This study explored the associations between stressful family reintegration (i.e., experiencing relationship strain and difficulty adapting to change during reintegration) after deployment and adolescent psychosocial health (i.e., anxiety, depression, self-efficacy, and personal well-being). Further, this study examined family climate, including family cohesion (i.e., closeness, support), parenting quality, and interparental conflict, as factors that may explain the associations between stressful reintegration and adolescent psychosocial health while accounting for military context (e.g., rank and amount of time since the most recent deployment). Secondary data from 238 military families (i.e., active-duty Service member, civilian spouse, and an adolescent) were analyzed to examine these associations. Overall, parents’ stressful reintegration was related to family climate and, in turn, to adolescents’ psychosocial health.
Branch of Service:
Active duty service member
Child of a service member or veteran
Spouse of service member or veteran
Childhood (birth - 12 yrs)
School age (6 - 12 yrs)
Adolescence (13 - 17 yrs)
Adulthood (18 yrs & older)
Young adulthood (18 - 29 yrs)
Thirties (30 - 39 yrs)
Middle age (40 - 64 yrs)
O'Neal, Catherine Walker, Mancini, Jay A.
Objective Grounded in the Contextual Model of Family Stress, this study sought to identify (a) how military families' postdeployment reintegration experiences relate to the psychosocial health of adolescents and (b) indicators of family climate as a linking mechanism. Background Reintegration requires individuals, families, and systems to readjust after a period of family disruption. Assessing reintegration is pivotal for understanding how military families are faring and what leverage points exist for enhancing their well-being. Method The sample included 238 Active Duty (AD) military families with one service member and one civilian parent. Most parents were married and between the ages of 31–40 years. Adolescents (51.3% boys) ranged from 11 to 18 years (M = 14.13). A path analysis model with data from multiple family members examined the associations between (a) AD and civilian parents' perceptions of their family reintegration and military context, (b) their adolescents' perceptions of family climate, and (3) adolescents' psychosocial health (i.e., anxiety, depression, self-efficacy, and personal well-being). Results Both parents' experiences with family reintegration were indirectly related to adolescents' psychosocial health through indicators of family climate, particularly interparental conflict. The magnitude of significant effects ranged from small to medium, and time since deployment and gender were found to modify select findings. Conclusion These findings suggest clear leverage points for interventions with military families as they adjust to deployment reintegration, including a focus on parenting, parents' interactions with one another as a family reorients after deployment, and how adolescents perceive their own adjustment and that of their parents.

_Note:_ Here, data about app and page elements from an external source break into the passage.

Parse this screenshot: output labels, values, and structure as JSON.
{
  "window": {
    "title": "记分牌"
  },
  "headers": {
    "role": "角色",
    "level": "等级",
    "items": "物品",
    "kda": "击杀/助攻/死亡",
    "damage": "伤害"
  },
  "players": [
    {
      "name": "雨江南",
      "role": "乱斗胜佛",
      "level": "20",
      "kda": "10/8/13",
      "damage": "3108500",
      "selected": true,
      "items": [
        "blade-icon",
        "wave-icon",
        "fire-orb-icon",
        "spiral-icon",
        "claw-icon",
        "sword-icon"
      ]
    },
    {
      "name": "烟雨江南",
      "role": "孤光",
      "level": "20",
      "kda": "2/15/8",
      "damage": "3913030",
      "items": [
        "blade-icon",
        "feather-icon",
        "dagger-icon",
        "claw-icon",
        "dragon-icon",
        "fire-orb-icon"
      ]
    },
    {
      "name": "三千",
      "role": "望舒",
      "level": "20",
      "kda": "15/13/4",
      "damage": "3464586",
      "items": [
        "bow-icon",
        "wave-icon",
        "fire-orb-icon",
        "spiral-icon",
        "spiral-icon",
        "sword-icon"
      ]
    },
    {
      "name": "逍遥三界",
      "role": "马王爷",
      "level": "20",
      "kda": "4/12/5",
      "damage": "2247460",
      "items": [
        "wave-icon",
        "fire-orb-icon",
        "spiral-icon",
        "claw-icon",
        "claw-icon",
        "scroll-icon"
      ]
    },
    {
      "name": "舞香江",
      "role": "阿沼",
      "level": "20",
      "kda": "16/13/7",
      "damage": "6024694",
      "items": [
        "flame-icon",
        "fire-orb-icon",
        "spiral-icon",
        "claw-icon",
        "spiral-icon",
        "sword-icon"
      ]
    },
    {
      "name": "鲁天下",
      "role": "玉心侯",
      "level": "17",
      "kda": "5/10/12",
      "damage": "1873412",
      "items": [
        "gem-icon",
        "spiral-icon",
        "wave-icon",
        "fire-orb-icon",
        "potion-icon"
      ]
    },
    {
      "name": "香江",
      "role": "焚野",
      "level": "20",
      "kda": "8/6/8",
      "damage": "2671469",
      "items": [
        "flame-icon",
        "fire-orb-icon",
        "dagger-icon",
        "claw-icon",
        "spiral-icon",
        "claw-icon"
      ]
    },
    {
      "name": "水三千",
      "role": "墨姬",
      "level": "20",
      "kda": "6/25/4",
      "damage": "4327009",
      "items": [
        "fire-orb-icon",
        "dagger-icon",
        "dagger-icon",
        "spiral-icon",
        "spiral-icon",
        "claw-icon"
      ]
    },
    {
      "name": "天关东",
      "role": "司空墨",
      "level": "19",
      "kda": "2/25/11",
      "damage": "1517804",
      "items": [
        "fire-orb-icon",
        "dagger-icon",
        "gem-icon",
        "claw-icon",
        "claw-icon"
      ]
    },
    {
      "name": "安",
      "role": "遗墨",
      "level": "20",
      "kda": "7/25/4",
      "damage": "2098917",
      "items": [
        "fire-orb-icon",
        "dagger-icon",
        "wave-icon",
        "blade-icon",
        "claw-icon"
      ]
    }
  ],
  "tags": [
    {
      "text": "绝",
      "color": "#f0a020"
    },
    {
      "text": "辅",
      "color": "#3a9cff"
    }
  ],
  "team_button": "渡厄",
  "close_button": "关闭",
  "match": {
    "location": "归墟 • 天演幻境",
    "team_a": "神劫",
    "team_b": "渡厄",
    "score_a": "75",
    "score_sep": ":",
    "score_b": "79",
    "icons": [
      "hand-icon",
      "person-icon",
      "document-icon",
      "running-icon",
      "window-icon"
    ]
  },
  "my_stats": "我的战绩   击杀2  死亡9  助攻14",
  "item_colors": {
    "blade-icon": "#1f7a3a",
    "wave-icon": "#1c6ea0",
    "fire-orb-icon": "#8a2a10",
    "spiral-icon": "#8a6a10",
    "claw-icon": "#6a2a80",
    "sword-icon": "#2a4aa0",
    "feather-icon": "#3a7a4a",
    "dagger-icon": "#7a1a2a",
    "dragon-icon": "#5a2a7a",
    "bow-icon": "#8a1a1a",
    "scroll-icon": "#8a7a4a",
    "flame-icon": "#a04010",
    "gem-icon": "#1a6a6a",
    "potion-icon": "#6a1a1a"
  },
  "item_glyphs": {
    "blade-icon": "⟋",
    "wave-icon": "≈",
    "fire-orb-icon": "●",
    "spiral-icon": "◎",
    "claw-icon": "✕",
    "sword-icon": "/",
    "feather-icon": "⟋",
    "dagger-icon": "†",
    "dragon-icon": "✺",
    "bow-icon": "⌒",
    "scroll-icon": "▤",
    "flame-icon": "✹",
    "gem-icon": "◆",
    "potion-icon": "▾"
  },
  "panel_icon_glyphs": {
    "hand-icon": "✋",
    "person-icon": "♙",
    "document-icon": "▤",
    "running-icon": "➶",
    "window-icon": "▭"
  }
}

John Wiley & Sons
The University of Georgia, CWO
Virginia Polytechnic Institute and State University, JAM
The University of Georgia, JAM
adolescence, family processes, family stress, mental health, military families, well-being
REACH Publication Type: